───── Excerpted data

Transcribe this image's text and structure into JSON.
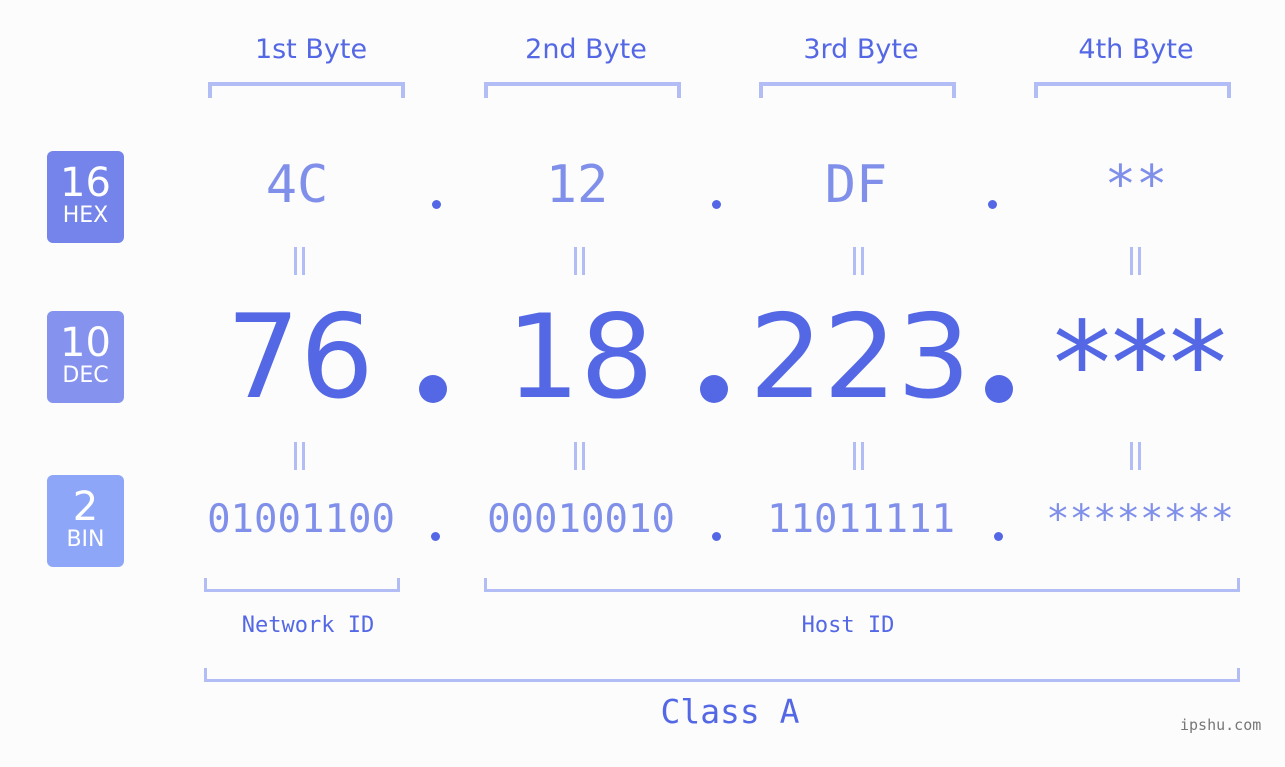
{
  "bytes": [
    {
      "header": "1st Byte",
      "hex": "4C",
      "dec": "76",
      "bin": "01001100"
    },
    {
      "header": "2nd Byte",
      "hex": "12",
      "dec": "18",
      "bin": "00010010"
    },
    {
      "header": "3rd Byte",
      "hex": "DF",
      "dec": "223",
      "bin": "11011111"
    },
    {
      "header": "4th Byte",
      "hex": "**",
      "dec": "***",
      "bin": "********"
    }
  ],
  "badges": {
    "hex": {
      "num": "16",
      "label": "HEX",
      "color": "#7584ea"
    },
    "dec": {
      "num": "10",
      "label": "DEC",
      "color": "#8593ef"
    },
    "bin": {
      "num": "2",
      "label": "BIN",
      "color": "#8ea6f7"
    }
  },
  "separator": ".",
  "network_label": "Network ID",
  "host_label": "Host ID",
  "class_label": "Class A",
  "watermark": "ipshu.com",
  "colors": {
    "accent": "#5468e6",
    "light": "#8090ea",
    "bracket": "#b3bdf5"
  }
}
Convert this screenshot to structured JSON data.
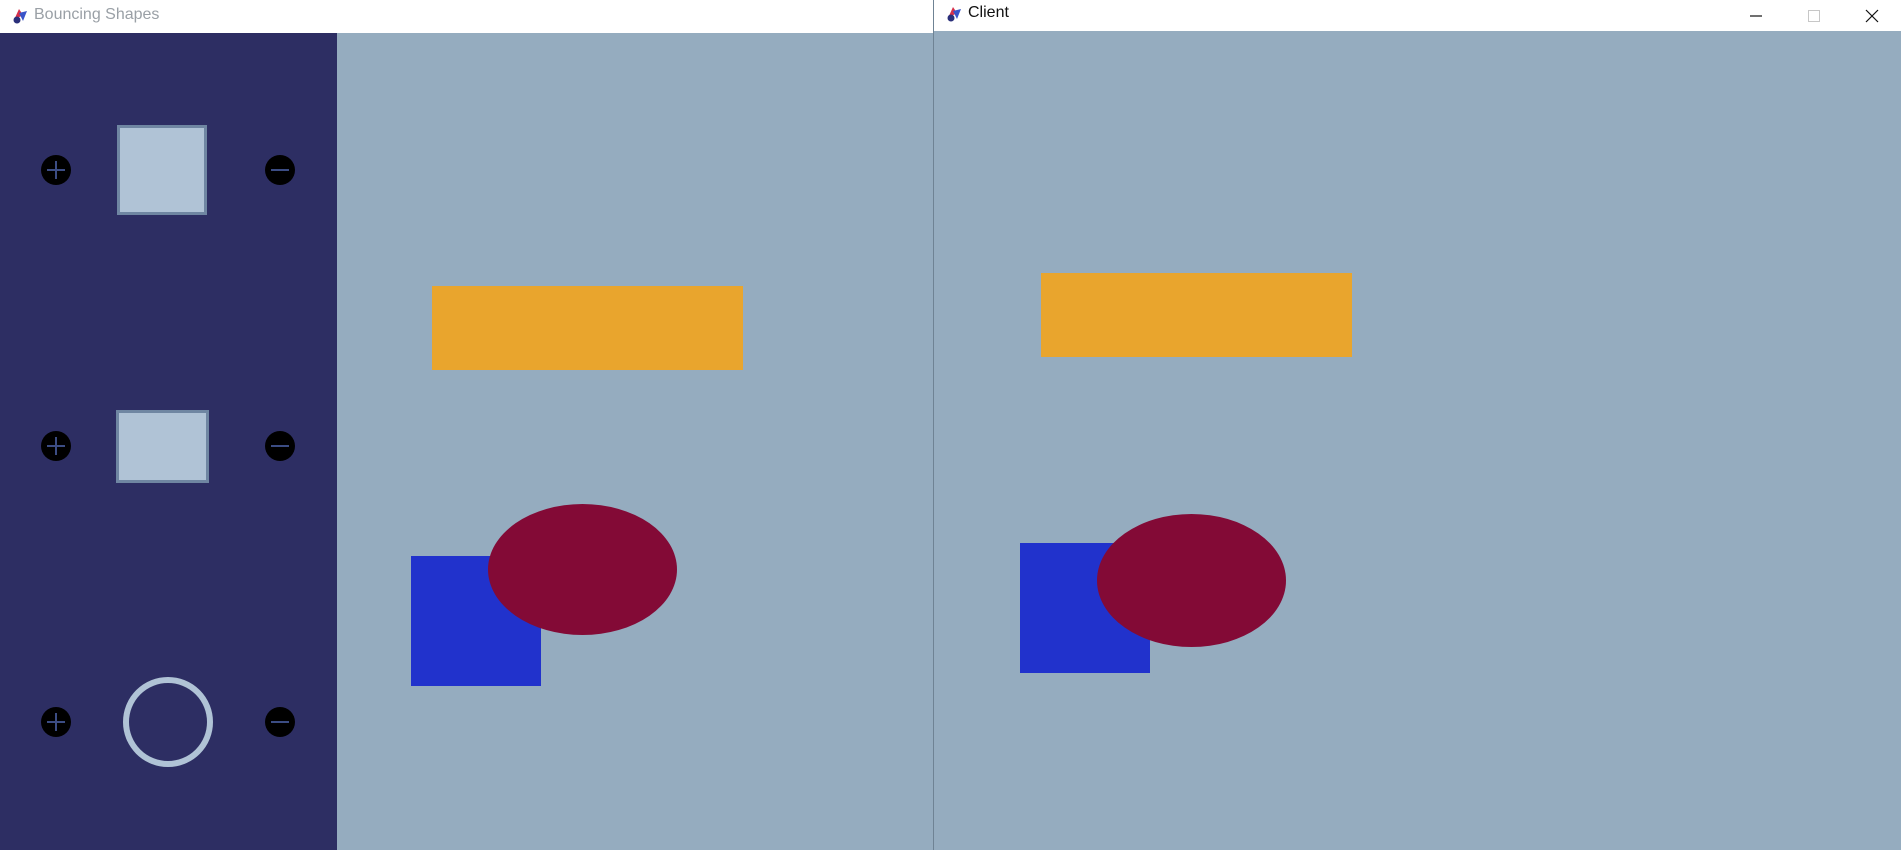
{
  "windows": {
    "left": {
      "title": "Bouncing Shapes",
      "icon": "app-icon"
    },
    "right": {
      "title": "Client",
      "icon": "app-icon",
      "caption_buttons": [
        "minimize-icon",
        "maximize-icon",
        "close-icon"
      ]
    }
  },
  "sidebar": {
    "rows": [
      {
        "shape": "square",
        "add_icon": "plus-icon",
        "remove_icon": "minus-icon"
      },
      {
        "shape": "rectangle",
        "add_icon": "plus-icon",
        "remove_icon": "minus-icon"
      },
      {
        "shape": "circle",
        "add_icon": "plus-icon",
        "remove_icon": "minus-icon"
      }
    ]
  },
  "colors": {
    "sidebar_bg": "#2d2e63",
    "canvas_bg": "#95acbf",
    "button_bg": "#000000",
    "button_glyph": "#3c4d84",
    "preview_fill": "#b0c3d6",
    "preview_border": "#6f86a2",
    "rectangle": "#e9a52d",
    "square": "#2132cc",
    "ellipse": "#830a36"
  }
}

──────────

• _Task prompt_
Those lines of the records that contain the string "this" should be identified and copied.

• _Response below_
Transcribe this image's text and structure into JSON.
Convert this screenshot to structured JSON data.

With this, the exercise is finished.